Is It Possible to Overcome Social Gap through Coproduction? : Kashiwa's Practical Experience As a Radioactive ‘Hotspot' after 3.11

Monday, July 14, 2014: 2:45 PM
Room: 501
Oral Presentation
Yasumasa IGARASHI , University of Tsukuba, Tsukuba, Ibaraki, Japan
Kashiwa, a typical commuter town in the Greater Tokyo Area, is a significant urban farming area where the principle of ‘local production for local consumption’ is here to stay. However, Kashiwa lapsed into being the most serious ‘hotspot’ within the Kanto region, and its farmers suffered from a sharp decrease in sales following heated media coverage. Under these circumstances, I convened the ‘Round-table Meeting for “Kashiwan Products for the Kashiwan People” towards Security and Safety’, and called for various local stakeholders—including farmers, supermarket owners, restaurant chefs and housewives within their childrearing years—to be engaged in that meeting. We deliberately and scientifically discussed a unique radioactivity determination method on local farm products and soil, and arrived at an agreement over our own acceptable standard of radioactivity level in farm products. By measuring radioactivity and transmitting the result, we achieved certain results for the recovery of the reliability of local farm products.

Our primal motivation to convene the meeting was to overcome the ‘gap within the local community’, namely, the pointless conflict between consumers and farmers after the Fukushima accident, which was mainly derived from the asymmetric nature of ‘choice’ and ’mobility’ between them. Redefining local consumers and farmers as Kashiwan citizens sharing the same locality and issues, we strategically aimed to connect the local consumers, who have an attachment to the locality and wish to peacefully eat local products, with the local farmers, who intend to build personal relationships with the consumers. However, our community-oriented risk-communication strategy had a critical limitation: apart from the assumed local customers, it was impossible to reach a wider range of consumers via our marketing strategy.
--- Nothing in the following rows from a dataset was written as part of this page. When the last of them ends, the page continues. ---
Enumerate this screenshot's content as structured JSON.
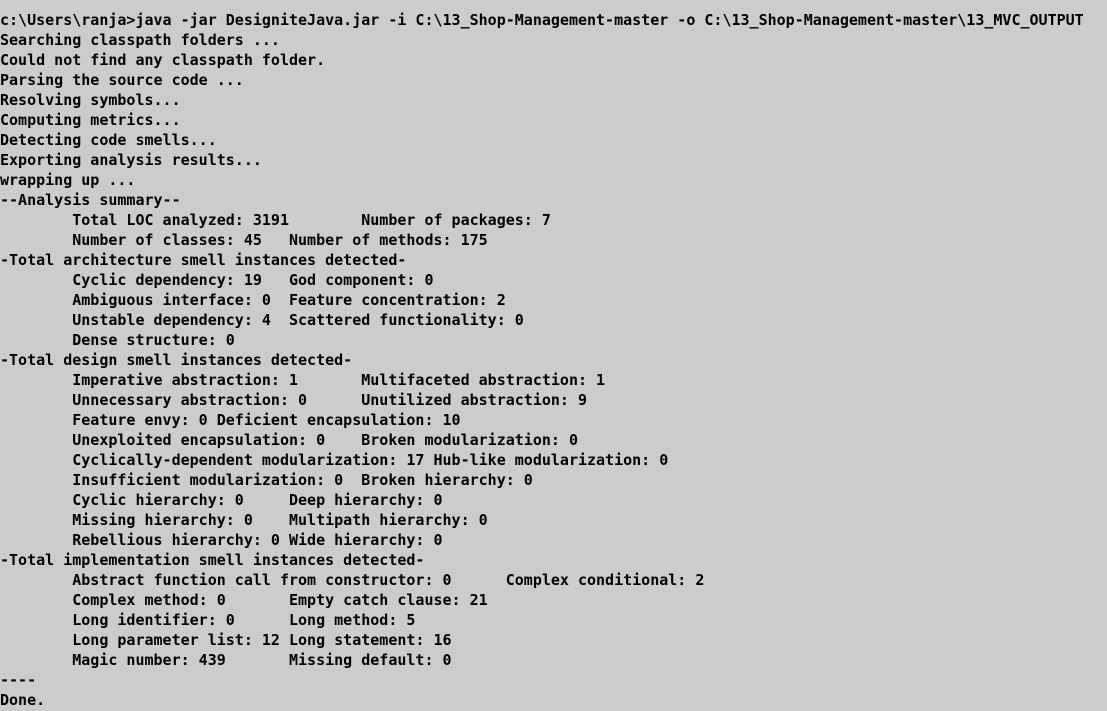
{
  "console": {
    "background": "#cccccc",
    "foreground": "#000000",
    "lines": [
      "c:\\Users\\ranja>java -jar DesigniteJava.jar -i C:\\13_Shop-Management-master -o C:\\13_Shop-Management-master\\13_MVC_OUTPUT",
      "Searching classpath folders ...",
      "Could not find any classpath folder.",
      "Parsing the source code ...",
      "Resolving symbols...",
      "Computing metrics...",
      "Detecting code smells...",
      "Exporting analysis results...",
      "wrapping up ...",
      "--Analysis summary--",
      "        Total LOC analyzed: 3191        Number of packages: 7",
      "        Number of classes: 45   Number of methods: 175",
      "-Total architecture smell instances detected-",
      "        Cyclic dependency: 19   God component: 0",
      "        Ambiguous interface: 0  Feature concentration: 2",
      "        Unstable dependency: 4  Scattered functionality: 0",
      "        Dense structure: 0",
      "-Total design smell instances detected-",
      "        Imperative abstraction: 1       Multifaceted abstraction: 1",
      "        Unnecessary abstraction: 0      Unutilized abstraction: 9",
      "        Feature envy: 0 Deficient encapsulation: 10",
      "        Unexploited encapsulation: 0    Broken modularization: 0",
      "        Cyclically-dependent modularization: 17 Hub-like modularization: 0",
      "        Insufficient modularization: 0  Broken hierarchy: 0",
      "        Cyclic hierarchy: 0     Deep hierarchy: 0",
      "        Missing hierarchy: 0    Multipath hierarchy: 0",
      "        Rebellious hierarchy: 0 Wide hierarchy: 0",
      "-Total implementation smell instances detected-",
      "        Abstract function call from constructor: 0      Complex conditional: 2",
      "        Complex method: 0       Empty catch clause: 21",
      "        Long identifier: 0      Long method: 5",
      "        Long parameter list: 12 Long statement: 16",
      "        Magic number: 439       Missing default: 0",
      "----",
      "Done."
    ]
  }
}
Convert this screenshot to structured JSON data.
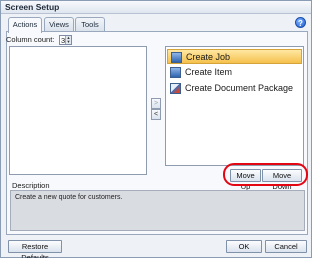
{
  "window": {
    "title": "Screen Setup"
  },
  "help_icon": "?",
  "tabs": [
    {
      "label": "Actions",
      "active": true
    },
    {
      "label": "Views",
      "active": false
    },
    {
      "label": "Tools",
      "active": false
    }
  ],
  "column_count": {
    "label": "Column count:",
    "value": "3"
  },
  "transfer_buttons": {
    "add": ">",
    "remove": "<"
  },
  "actions_list": [
    {
      "label": "Create Job",
      "icon": "create-job-icon",
      "selected": true
    },
    {
      "label": "Create Item",
      "icon": "create-item-icon",
      "selected": false
    },
    {
      "label": "Create Document Package",
      "icon": "document-package-icon",
      "selected": false
    }
  ],
  "order_buttons": {
    "move_up": "Move Up",
    "move_down": "Move Down"
  },
  "description": {
    "label": "Description",
    "text": "Create a new quote for customers."
  },
  "footer": {
    "restore": "Restore Defaults",
    "ok": "OK",
    "cancel": "Cancel"
  },
  "colors": {
    "highlight_ring": "#e30613",
    "selection": "#f5c04c"
  }
}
On the basis of this practical experience in Kashiwa, this presentation will discuss social ‘coordination’ and trust-building between people with opposite interests under the risk of uncertainty.